ERIC Number: EJ848579
Record Type: Journal
Publication Date: 2009-Jul
Abstractor: As Provided
Reference Count: 0
Mexican American Women's Adherence to Hemodialysis Treatment: A Social Constructivist Perspective
Tijerina, Mary S.
Social Work, v54 n3 p232-242 Jul 2009
Mexican Americans have as much as a six-times greater risk of end-stage renal disease (ESRD) than non-Hispanic white Americans, and women show a faster rate of decline in diabetic renal functioning. The leading treatment for ESRD is hemodialysis, an intensive, complex treatment regimen associated with high levels of patient nonadherence. Previous studies of patient adherence have adopted a biomedical, practitioner-oriented approach focused on performance of fixed behaviors and ignoring contextual and motivational factors. The author describes a social constructivist approach to understanding how female Mexican American dialysis patients experience their disease, the treatment regimen, and the consequences of that experience. Mexican American women's perceptions and psychosocial factors were examined to understand what these women viewed as important to their realities as dialysis patients. Poverty, longer treatment history, and immigrant status emerged as factors that appeared to influence treatment nonadherence. Perceived identity losses, heightened awareness of mortality, and family dysfunction emerged as themes that participants viewed as preeminent in their day-to-day lives. A social constructivist perspective is highly compatible with social work principles of person-in-environment and starting where the client is. This perspective provides a valuable framework for informing social work practice with this special population of Mexican American dialysis patients.

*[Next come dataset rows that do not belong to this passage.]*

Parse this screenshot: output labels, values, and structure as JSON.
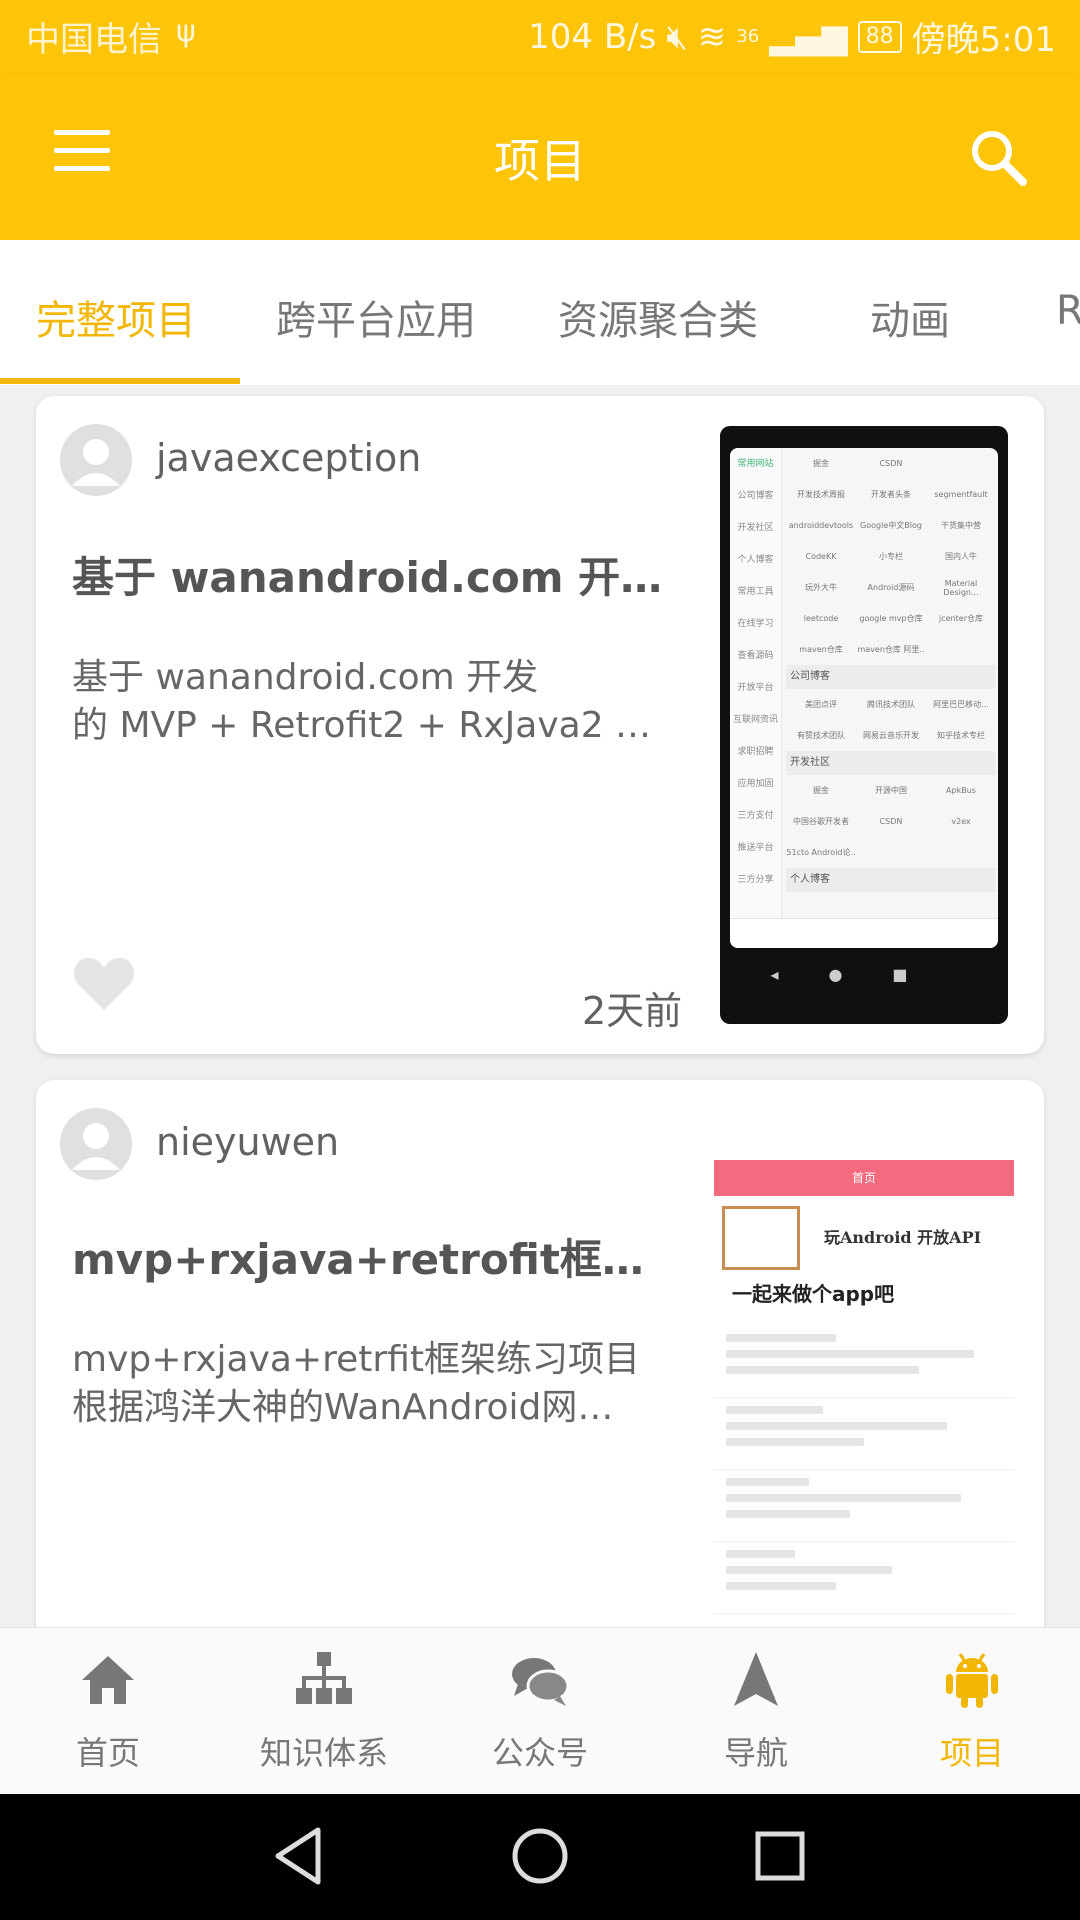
{
  "status_bar": {
    "carrier": "中国电信",
    "speed": "104 B/s",
    "signal": "36",
    "battery": "88",
    "time": "傍晚5:01"
  },
  "app_bar": {
    "title": "项目"
  },
  "tabs": [
    {
      "label": "完整项目",
      "active": true
    },
    {
      "label": "跨平台应用"
    },
    {
      "label": "资源聚合类"
    },
    {
      "label": "动画"
    },
    {
      "label": "R"
    }
  ],
  "cards": [
    {
      "author": "javaexception",
      "title": "基于 wanandroid.com 开…",
      "desc_lines": [
        "基于 wanandroid.com 开发",
        "的 MVP + Retrofit2 + RxJava2 …"
      ],
      "time": "2天前"
    },
    {
      "author": "nieyuwen",
      "title": "mvp+rxjava+retrofit框架练…",
      "desc_lines": [
        "mvp+rxjava+retrfit框架练习项目",
        "根据鸿洋大神的WanAndroid网…"
      ]
    }
  ],
  "thumb1": {
    "side": [
      "常用网站",
      "公司博客",
      "开发社区",
      "个人博客",
      "常用工具",
      "在线学习",
      "查看源码",
      "开放平台",
      "互联网资讯",
      "求职招聘",
      "应用加固",
      "三方支付",
      "推送平台",
      "三方分享"
    ],
    "rows": [
      [
        "掘金",
        "CSDN",
        ""
      ],
      [
        "开发技术周报",
        "开发者头条",
        "segmentfault"
      ],
      [
        "androiddevtools",
        "Google中文Blog",
        "干货集中营"
      ],
      [
        "CodeKK",
        "小专栏",
        "国内人牛"
      ],
      [
        "玩外大牛",
        "Android源码",
        "Material Design..."
      ],
      [
        "leetcode",
        "google mvp仓库",
        "jcenter仓库"
      ],
      [
        "maven仓库",
        "maven仓库 阿里..",
        ""
      ]
    ],
    "sec1": "公司博客",
    "rows2": [
      [
        "美团点评",
        "腾讯技术团队",
        "阿里巴巴移动..."
      ],
      [
        "有赞技术团队",
        "网易云音乐开发",
        "知乎技术专栏"
      ]
    ],
    "sec2": "开发社区",
    "rows3": [
      [
        "掘金",
        "开源中国",
        "ApkBus"
      ],
      [
        "中国谷歌开发者",
        "CSDN",
        "v2ex"
      ],
      [
        "51cto Android论..",
        "",
        ""
      ]
    ],
    "sec3": "个人博客"
  },
  "thumb2": {
    "header": "首页",
    "banner_line1": "玩Android 开放API",
    "banner_line2": "一起来做个app吧"
  },
  "bottom_nav": [
    {
      "label": "首页",
      "icon": "home-icon"
    },
    {
      "label": "知识体系",
      "icon": "hierarchy-icon"
    },
    {
      "label": "公众号",
      "icon": "chat-icon"
    },
    {
      "label": "导航",
      "icon": "navigation-icon"
    },
    {
      "label": "项目",
      "icon": "android-icon",
      "active": true
    }
  ],
  "colors": {
    "primary": "#fdc408",
    "accent": "#f2b705"
  }
}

Descriptors: Constructivism (Learning), Females, Mexican Americans, Diseases, Patients, Social Work, Medical Services, Compliance (Psychology), Cultural Influences, Social Influences, Psychological Patterns, Poverty, Immigrants, Death, Family Influence, Family Relationship, Environmental Influences
National Association of Social Workers (NASW). 750 First Street NE Suite 700, Washington, DC 20002. Tel: 800-227-3590; e-mail: firstname.lastname@example.org; Web site: http://www.naswpress.org

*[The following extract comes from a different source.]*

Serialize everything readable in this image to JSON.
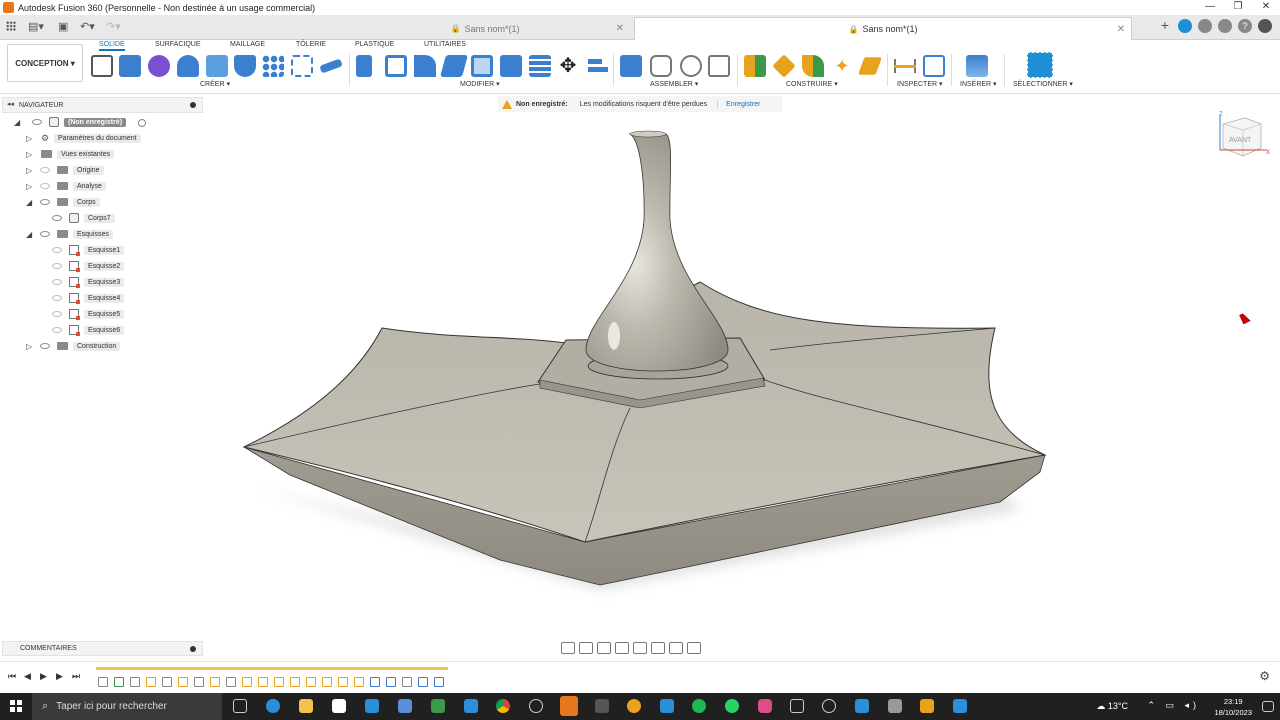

Publication Type: Journal Articles; Reports - Research
Education Level: N/A
Authoring Institution: N/A